AA has been good to me and it really made a difference in my life. I didn’t stand on the outskirts and watch, I got very involved with my home group and have made some of the finest “real” friends that can be found anywhere. But, over time I felt that I needed something more. I won’t say I outgrew AA but I did want to take my recovery to the next level. I believe that I have gone from the basement to the top floor in my recovery and staying sober is simple for me.

There are some very good reasons why. I’m at the point where some things I hear in meetings go against my grain and I have to work on acceptance all the time. Everyone doesn’t feel the way I do and I have to be willing to accept that. I here allot that “I found God”, well He was never lost in the first place.
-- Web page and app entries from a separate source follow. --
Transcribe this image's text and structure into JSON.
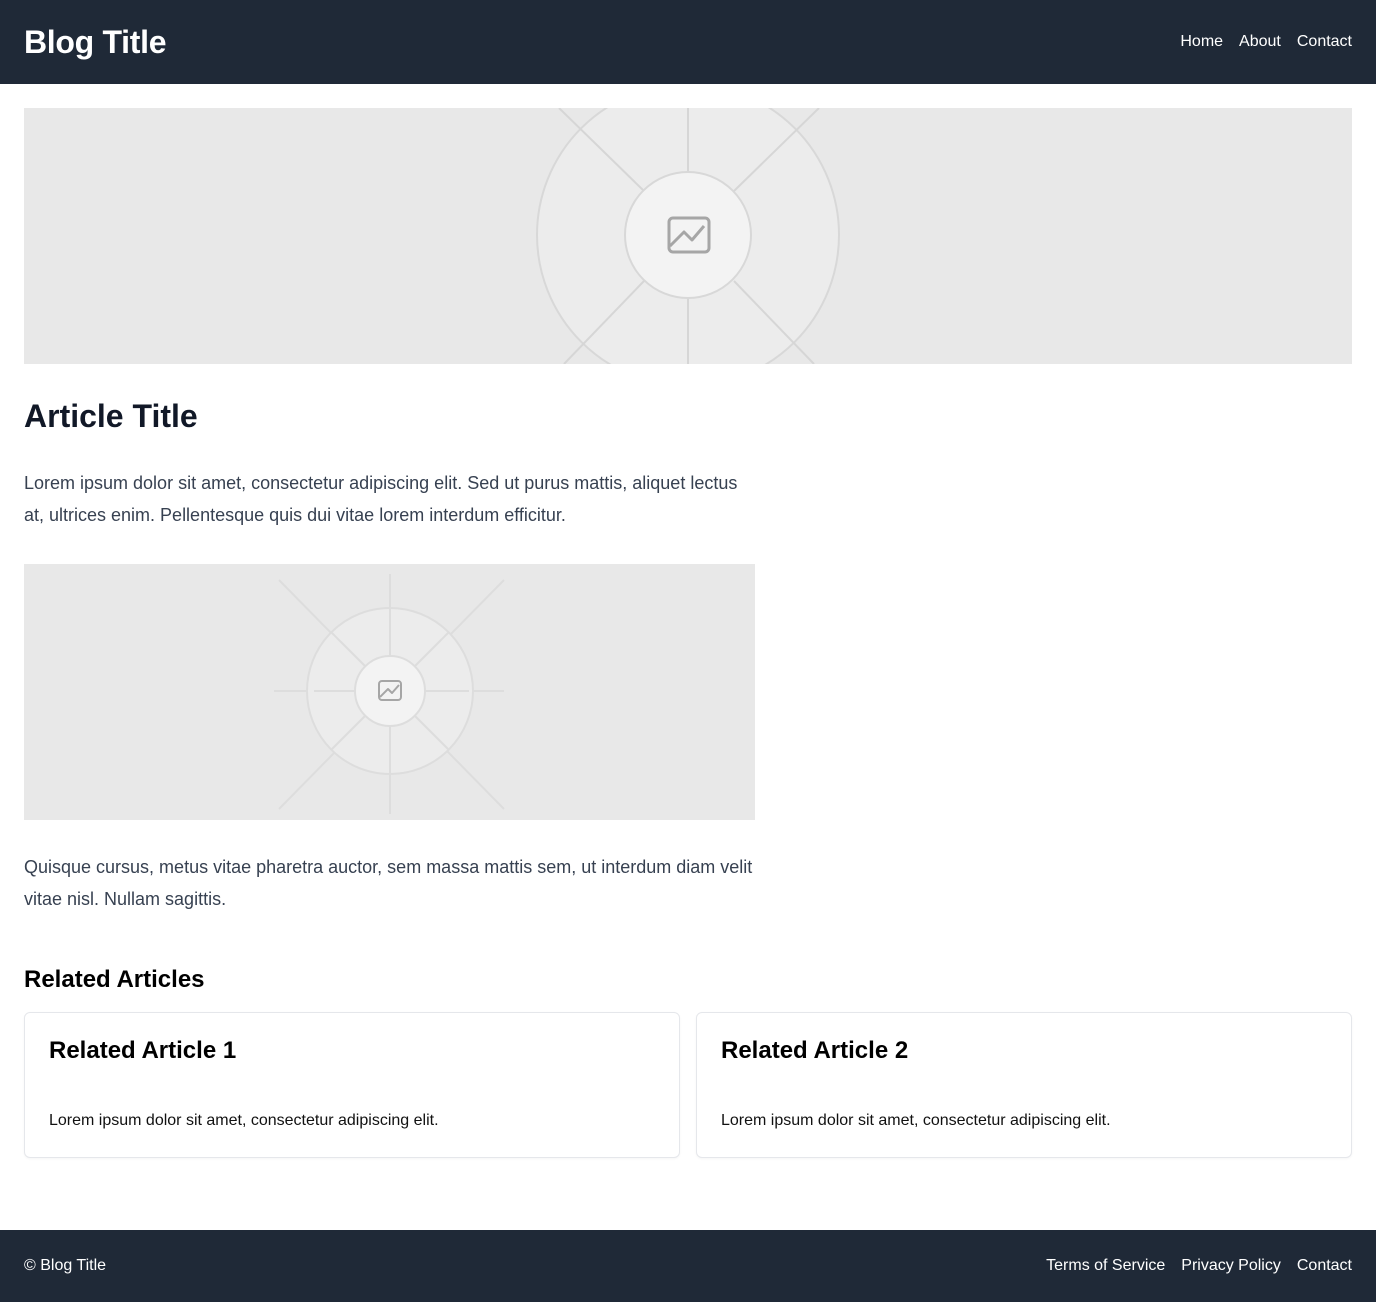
{
  "header": {
    "site_title": "Blog Title",
    "nav": [
      "Home",
      "About",
      "Contact"
    ]
  },
  "article": {
    "title": "Article Title",
    "paragraph_1": "Lorem ipsum dolor sit amet, consectetur adipiscing elit. Sed ut purus mattis, aliquet lectus at, ultrices enim. Pellentesque quis dui vitae lorem interdum efficitur.",
    "paragraph_2": "Quisque cursus, metus vitae pharetra auctor, sem massa mattis sem, ut interdum diam velit vitae nisl. Nullam sagittis."
  },
  "related": {
    "heading": "Related Articles",
    "cards": [
      {
        "title": "Related Article 1",
        "text": "Lorem ipsum dolor sit amet, consectetur adipiscing elit."
      },
      {
        "title": "Related Article 2",
        "text": "Lorem ipsum dolor sit amet, consectetur adipiscing elit."
      }
    ]
  },
  "footer": {
    "copyright": "© Blog Title",
    "links": [
      "Terms of Service",
      "Privacy Policy",
      "Contact"
    ]
  },
  "colors": {
    "header_bg": "#1f2937",
    "placeholder_bg": "#e8e8e8",
    "body_text": "#374151"
  },
  "icons": {
    "image_placeholder": "image-icon"
  }
}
He’s everywhere you want Him to be. I hear, “While growing spiritually in this program”, and then the next breath is GD or other trash language and I can’t for the life of me make the connection.

In order to honestly grow spiritually, you must start with cleaning up your act. To take the name of God in vain is to ignore that which is holy and snatch the entertainment for that moment. Some people think it’s impressive to swear in a group of people.

Sorry, I can’t do that. Foul language demonstrates the presence of a limited vocabulary and often in rebellion not even knowing what there is to rebel about.

I believe AA was created by Bill W. in a fashion to be a generic approach to spiritually without offending those who think they don’t want to hear that God stuff…

Well, I believe the God stuff and had rather do that and get there, and find out that it wasn’t true than not believe it and find out that it was. I know you’re probably getting board with this so I’ll try to draw it to a close. My recovery is simple and is based on a few simple things.

If I keep my faith in God, ask him for strength do deal with everything life has to offer, bad and good, and I try my best to embrace each day with a positive attitude and not fall victim to negative thoughts, ask God to let me help someone today, show kindness and try to be a good person, I believe I’ll make it.

I won’t need any kind of drug to help me deal with things. My cat is sick, my x-wife wouldn’t let me have the kids this weekend, my car broke down, my boss made me mad today, that SOB pulled out in front of me and the list is endless.

Life is a parade of little snags. Deal with them! The best defense against drinking is a good offense.

Make the right plays. Life is about 10% what happens to you and 90% how you react to it. Don’t react to it, act upon it and it will get easier and easier.

My real story is found in the book of Proverbs, chapter 23, verses 29 through 35. Read it and see if it’s not allot like yours. It’s my story and I’m sticking to it. May God bless all the alcoholics in and out of recovery. I remain……….sober.